Yo-yo quilts are not traditional quilts because they do not have a layer of batting and a fabric backing. The yo-yo, a rosette made from a circle of fabric, makes its own backing and creates dimension that mimics the effects of a light batting. The ability to use small scraps of fabric to make yo-yos made these quilts popular in the Depression-era 1930s. They were thrifty to make, yet pretty and utilitarian. Today, yo-yo quilts are a favored quilt-on-the-go project because the rosettes can be made and stitched together by hand.
Things You'll Need
- Compass with pencil
- Piece of cardboard, 6 inches square or larger
- Fabric marking pen or pencil
- Hand-sewing needle
Set the radius of the compass to 2 1/2 inches. This will give you a 5-inch circle.
Draw a 5-inch circle on the piece of cardboard.
Cut out the circle. This is your yo-yo template.
Smooth out fabric, printed side down. The unprinted, or "wrong" side of the fabric, should be facing you.
Trace the circle shape onto the fabric, using a fabric pen or fabric marker. Leave about 1/2-inch between circles that you trace onto the fabric.
Cut out the fabric circles.
Thread a needle. Even both ends of the thread and knot together, giving you a double strand of thread with which to sew.
Fold 1/4-inch of the edge of the fabric circle in toward the unprinted side of the fabric and smooth it down. Use a 1/2-inch running stitch to sew over the fold through both layers of fabric all the way around the circle.
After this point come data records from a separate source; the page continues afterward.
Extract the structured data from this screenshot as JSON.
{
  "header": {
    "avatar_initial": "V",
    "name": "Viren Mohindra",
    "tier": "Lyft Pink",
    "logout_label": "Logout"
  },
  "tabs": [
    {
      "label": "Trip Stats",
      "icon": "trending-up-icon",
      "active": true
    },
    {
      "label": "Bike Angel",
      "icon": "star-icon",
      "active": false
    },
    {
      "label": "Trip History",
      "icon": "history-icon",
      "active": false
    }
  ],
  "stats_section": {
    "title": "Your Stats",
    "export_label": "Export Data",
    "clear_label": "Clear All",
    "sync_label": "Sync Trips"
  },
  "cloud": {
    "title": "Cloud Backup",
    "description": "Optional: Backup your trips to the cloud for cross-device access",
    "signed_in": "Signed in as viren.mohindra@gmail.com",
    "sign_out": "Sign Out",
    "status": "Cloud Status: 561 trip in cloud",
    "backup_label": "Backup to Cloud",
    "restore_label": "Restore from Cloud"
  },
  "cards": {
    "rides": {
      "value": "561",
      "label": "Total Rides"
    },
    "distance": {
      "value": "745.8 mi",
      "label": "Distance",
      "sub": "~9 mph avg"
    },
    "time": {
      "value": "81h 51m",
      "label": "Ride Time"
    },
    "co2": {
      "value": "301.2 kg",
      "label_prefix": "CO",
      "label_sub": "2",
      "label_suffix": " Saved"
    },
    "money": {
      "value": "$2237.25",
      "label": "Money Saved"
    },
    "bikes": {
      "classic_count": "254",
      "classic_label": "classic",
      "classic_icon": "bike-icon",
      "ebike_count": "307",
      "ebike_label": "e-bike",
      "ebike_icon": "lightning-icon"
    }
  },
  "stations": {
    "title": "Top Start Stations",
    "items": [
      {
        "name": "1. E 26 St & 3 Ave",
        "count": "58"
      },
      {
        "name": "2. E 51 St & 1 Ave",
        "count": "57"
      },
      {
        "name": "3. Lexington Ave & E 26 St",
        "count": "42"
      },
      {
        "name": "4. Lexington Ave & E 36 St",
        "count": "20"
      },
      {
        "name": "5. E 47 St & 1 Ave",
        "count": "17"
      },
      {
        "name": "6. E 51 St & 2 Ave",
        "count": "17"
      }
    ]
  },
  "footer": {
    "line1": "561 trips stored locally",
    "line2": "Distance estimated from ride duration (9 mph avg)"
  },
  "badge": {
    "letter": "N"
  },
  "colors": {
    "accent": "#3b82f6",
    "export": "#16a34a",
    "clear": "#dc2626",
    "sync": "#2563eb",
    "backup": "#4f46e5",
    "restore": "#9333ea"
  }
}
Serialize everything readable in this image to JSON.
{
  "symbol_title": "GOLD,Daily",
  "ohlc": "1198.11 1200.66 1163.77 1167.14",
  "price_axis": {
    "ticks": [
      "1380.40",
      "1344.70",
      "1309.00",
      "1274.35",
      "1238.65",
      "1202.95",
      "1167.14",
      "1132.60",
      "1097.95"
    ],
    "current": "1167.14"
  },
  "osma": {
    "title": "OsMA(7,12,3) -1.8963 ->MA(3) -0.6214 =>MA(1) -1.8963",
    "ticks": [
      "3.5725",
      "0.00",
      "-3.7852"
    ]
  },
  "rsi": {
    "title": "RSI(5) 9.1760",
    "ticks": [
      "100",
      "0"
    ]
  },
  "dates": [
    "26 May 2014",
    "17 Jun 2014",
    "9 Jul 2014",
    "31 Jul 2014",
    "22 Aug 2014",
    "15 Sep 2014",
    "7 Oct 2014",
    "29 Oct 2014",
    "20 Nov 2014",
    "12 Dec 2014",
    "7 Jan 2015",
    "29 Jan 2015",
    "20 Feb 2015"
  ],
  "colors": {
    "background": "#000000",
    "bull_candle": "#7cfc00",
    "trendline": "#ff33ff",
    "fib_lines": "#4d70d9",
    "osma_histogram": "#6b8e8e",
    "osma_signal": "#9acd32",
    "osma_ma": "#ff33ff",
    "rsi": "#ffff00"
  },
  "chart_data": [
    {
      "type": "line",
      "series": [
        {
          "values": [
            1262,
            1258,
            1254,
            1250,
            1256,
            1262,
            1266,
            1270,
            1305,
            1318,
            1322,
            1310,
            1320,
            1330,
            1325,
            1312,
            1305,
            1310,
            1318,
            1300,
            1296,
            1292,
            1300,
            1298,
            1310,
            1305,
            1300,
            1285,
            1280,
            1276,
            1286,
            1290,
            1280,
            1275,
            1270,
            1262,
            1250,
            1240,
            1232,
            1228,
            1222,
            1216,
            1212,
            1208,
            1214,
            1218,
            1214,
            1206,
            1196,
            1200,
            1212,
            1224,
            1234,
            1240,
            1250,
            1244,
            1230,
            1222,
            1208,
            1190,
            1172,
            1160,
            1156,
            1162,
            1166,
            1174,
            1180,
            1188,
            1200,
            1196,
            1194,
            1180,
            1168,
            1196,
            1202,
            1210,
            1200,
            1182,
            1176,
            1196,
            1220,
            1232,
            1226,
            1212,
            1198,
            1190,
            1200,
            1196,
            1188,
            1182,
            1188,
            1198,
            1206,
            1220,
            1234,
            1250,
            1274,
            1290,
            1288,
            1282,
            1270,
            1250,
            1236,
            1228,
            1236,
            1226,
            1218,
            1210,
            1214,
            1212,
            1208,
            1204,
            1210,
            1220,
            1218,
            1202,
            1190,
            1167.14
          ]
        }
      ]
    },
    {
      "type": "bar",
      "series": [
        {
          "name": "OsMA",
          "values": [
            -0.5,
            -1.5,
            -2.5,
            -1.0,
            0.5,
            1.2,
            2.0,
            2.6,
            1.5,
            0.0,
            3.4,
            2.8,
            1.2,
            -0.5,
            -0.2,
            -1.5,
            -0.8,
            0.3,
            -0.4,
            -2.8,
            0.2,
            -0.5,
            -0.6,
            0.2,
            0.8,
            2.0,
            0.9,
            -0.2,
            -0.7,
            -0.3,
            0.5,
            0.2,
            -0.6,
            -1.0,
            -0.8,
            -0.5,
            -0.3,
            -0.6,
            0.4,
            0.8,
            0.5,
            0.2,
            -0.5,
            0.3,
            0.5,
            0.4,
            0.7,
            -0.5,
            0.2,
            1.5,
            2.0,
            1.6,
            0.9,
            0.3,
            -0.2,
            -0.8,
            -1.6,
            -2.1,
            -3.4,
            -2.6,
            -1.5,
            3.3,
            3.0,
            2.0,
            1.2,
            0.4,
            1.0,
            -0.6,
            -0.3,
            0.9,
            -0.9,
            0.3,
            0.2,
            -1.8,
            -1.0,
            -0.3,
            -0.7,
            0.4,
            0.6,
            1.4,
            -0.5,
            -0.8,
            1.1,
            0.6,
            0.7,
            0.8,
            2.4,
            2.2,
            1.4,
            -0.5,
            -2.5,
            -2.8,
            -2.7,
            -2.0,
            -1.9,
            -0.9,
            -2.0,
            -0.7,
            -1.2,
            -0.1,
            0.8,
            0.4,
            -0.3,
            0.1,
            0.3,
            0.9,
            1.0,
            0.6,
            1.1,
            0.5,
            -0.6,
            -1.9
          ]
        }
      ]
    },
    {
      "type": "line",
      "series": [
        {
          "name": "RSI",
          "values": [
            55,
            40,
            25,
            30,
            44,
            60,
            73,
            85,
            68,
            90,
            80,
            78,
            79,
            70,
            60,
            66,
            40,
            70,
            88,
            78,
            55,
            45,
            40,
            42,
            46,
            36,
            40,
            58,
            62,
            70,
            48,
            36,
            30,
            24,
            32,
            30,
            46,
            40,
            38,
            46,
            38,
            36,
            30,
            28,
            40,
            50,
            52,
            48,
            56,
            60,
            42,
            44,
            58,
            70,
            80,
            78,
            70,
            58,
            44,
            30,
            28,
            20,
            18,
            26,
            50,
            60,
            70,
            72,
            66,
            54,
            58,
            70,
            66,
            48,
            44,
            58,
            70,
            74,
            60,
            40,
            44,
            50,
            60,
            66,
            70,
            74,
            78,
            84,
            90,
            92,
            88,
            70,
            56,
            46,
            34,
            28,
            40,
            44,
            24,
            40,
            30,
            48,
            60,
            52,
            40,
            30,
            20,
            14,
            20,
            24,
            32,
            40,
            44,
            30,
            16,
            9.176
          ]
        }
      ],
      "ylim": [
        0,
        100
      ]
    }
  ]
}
Gently pull the needle to gather the edge of the circle until the amount of gathering is to your liking. You should not have to pull very tight. Knot the thread and snip to complete the yo-yo. Gently stretch, pull and flatten the yo-yo to give it the basic shape you want.
Continue making yo-yos until you have the amount required for your quilt.
Attach the yo-yos by whipstitching the sides to form rows.
Connect the rows with whipstitches to complete the quilt.